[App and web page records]
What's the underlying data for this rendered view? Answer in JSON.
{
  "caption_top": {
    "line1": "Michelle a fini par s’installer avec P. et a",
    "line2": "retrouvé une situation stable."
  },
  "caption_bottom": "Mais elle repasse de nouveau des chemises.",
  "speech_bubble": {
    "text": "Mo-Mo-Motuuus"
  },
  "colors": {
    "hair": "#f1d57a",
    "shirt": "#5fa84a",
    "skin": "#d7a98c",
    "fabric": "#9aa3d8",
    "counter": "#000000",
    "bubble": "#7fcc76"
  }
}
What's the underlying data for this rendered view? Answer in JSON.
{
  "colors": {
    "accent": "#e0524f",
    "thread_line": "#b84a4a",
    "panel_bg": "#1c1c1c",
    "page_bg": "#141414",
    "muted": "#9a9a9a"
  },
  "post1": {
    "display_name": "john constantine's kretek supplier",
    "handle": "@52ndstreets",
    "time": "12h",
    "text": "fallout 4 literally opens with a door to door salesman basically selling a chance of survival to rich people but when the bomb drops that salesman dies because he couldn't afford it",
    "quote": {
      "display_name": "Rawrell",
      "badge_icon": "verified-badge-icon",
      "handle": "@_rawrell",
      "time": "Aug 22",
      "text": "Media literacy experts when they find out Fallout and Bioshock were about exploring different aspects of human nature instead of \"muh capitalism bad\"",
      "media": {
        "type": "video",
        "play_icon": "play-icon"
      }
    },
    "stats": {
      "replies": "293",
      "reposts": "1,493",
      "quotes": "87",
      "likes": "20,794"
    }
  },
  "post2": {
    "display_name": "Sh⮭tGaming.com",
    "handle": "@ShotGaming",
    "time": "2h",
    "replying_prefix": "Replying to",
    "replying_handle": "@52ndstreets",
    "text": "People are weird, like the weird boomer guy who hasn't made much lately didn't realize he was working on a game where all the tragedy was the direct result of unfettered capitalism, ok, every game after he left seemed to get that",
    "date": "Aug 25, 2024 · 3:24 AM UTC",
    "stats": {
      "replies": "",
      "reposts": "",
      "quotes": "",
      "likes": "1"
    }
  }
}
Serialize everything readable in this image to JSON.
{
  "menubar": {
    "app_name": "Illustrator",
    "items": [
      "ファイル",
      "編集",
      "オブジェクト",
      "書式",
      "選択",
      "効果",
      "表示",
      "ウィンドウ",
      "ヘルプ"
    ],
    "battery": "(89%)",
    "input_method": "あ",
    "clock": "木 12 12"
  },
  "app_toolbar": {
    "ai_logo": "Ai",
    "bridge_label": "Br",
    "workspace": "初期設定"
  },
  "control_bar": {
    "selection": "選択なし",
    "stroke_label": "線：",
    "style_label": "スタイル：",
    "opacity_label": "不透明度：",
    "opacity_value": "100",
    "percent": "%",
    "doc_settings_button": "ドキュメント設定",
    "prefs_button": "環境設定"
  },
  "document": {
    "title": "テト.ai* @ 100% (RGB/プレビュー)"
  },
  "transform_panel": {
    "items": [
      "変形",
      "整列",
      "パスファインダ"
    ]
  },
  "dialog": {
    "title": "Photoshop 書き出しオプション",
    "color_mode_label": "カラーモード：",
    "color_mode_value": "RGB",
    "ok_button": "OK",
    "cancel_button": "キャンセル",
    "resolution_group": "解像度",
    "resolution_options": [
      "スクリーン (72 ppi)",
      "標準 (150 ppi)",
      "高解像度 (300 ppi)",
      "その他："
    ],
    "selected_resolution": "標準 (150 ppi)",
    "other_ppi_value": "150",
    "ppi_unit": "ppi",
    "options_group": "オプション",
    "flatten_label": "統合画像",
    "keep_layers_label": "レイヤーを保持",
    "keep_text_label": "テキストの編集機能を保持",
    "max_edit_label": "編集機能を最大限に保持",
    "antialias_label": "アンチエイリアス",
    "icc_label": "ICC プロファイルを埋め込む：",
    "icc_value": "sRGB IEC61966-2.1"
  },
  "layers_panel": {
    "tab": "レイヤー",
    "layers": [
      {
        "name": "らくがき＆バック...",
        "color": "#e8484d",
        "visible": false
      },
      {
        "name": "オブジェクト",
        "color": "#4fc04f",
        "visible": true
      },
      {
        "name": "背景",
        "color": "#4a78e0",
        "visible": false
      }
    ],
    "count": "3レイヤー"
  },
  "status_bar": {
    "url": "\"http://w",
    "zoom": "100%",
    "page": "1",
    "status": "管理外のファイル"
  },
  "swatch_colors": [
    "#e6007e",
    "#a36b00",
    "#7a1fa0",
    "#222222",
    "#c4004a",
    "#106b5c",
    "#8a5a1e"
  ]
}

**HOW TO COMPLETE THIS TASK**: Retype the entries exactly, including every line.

**OUTPUT OF THE EXERCISE**:
What's the underlying data for this rendered view? Answer in JSON.
{
  "caption_top": {
    "line1": "Michelle a fini par s’installer avec P. et a",
    "line2": "retrouvé une situation stable."
  },
  "caption_bottom": "Mais elle repasse de nouveau des chemises.",
  "speech_bubble": {
    "text": "Mo-Mo-Motuuus"
  },
  "colors": {
    "hair": "#f1d57a",
    "shirt": "#5fa84a",
    "skin": "#d7a98c",
    "fabric": "#9aa3d8",
    "counter": "#000000",
    "bubble": "#7fcc76"
  }
}
What's the underlying data for this rendered view? Answer in JSON.
{
  "colors": {
    "accent": "#e0524f",
    "thread_line": "#b84a4a",
    "panel_bg": "#1c1c1c",
    "page_bg": "#141414",
    "muted": "#9a9a9a"
  },
  "post1": {
    "display_name": "john constantine's kretek supplier",
    "handle": "@52ndstreets",
    "time": "12h",
    "text": "fallout 4 literally opens with a door to door salesman basically selling a chance of survival to rich people but when the bomb drops that salesman dies because he couldn't afford it",
    "quote": {
      "display_name": "Rawrell",
      "badge_icon": "verified-badge-icon",
      "handle": "@_rawrell",
      "time": "Aug 22",
      "text": "Media literacy experts when they find out Fallout and Bioshock were about exploring different aspects of human nature instead of \"muh capitalism bad\"",
      "media": {
        "type": "video",
        "play_icon": "play-icon"
      }
    },
    "stats": {
      "replies": "293",
      "reposts": "1,493",
      "quotes": "87",
      "likes": "20,794"
    }
  },
  "post2": {
    "display_name": "Sh⮭tGaming.com",
    "handle": "@ShotGaming",
    "time": "2h",
    "replying_prefix": "Replying to",
    "replying_handle": "@52ndstreets",
    "text": "People are weird, like the weird boomer guy who hasn't made much lately didn't realize he was working on a game where all the tragedy was the direct result of unfettered capitalism, ok, every game after he left seemed to get that",
    "date": "Aug 25, 2024 · 3:24 AM UTC",
    "stats": {
      "replies": "",
      "reposts": "",
      "quotes": "",
      "likes": "1"
    }
  }
}
Serialize everything readable in this image to JSON.
{
  "menubar": {
    "app_name": "Illustrator",
    "items": [
      "ファイル",
      "編集",
      "オブジェクト",
      "書式",
      "選択",
      "効果",
      "表示",
      "ウィンドウ",
      "ヘルプ"
    ],
    "battery": "(89%)",
    "input_method": "あ",
    "clock": "木 12 12"
  },
  "app_toolbar": {
    "ai_logo": "Ai",
    "bridge_label": "Br",
    "workspace": "初期設定"
  },
  "control_bar": {
    "selection": "選択なし",
    "stroke_label": "線：",
    "style_label": "スタイル：",
    "opacity_label": "不透明度：",
    "opacity_value": "100",
    "percent": "%",
    "doc_settings_button": "ドキュメント設定",
    "prefs_button": "環境設定"
  },
  "document": {
    "title": "テト.ai* @ 100% (RGB/プレビュー)"
  },
  "transform_panel": {
    "items": [
      "変形",
      "整列",
      "パスファインダ"
    ]
  },
  "dialog": {
    "title": "Photoshop 書き出しオプション",
    "color_mode_label": "カラーモード：",
    "color_mode_value": "RGB",
    "ok_button": "OK",
    "cancel_button": "キャンセル",
    "resolution_group": "解像度",
    "resolution_options": [
      "スクリーン (72 ppi)",
      "標準 (150 ppi)",
      "高解像度 (300 ppi)",
      "その他："
    ],
    "selected_resolution": "標準 (150 ppi)",
    "other_ppi_value": "150",
    "ppi_unit": "ppi",
    "options_group": "オプション",
    "flatten_label": "統合画像",
    "keep_layers_label": "レイヤーを保持",
    "keep_text_label": "テキストの編集機能を保持",
    "max_edit_label": "編集機能を最大限に保持",
    "antialias_label": "アンチエイリアス",
    "icc_label": "ICC プロファイルを埋め込む：",
    "icc_value": "sRGB IEC61966-2.1"
  },
  "layers_panel": {
    "tab": "レイヤー",
    "layers": [
      {
        "name": "らくがき＆バック...",
        "color": "#e8484d",
        "visible": false
      },
      {
        "name": "オブジェクト",
        "color": "#4fc04f",
        "visible": true
      },
      {
        "name": "背景",
        "color": "#4a78e0",
        "visible": false
      }
    ],
    "count": "3レイヤー"
  },
  "status_bar": {
    "url": "\"http://w",
    "zoom": "100%",
    "page": "1",
    "status": "管理外のファイル"
  },
  "swatch_colors": [
    "#e6007e",
    "#a36b00",
    "#7a1fa0",
    "#222222",
    "#c4004a",
    "#106b5c",
    "#8a5a1e"
  ]
}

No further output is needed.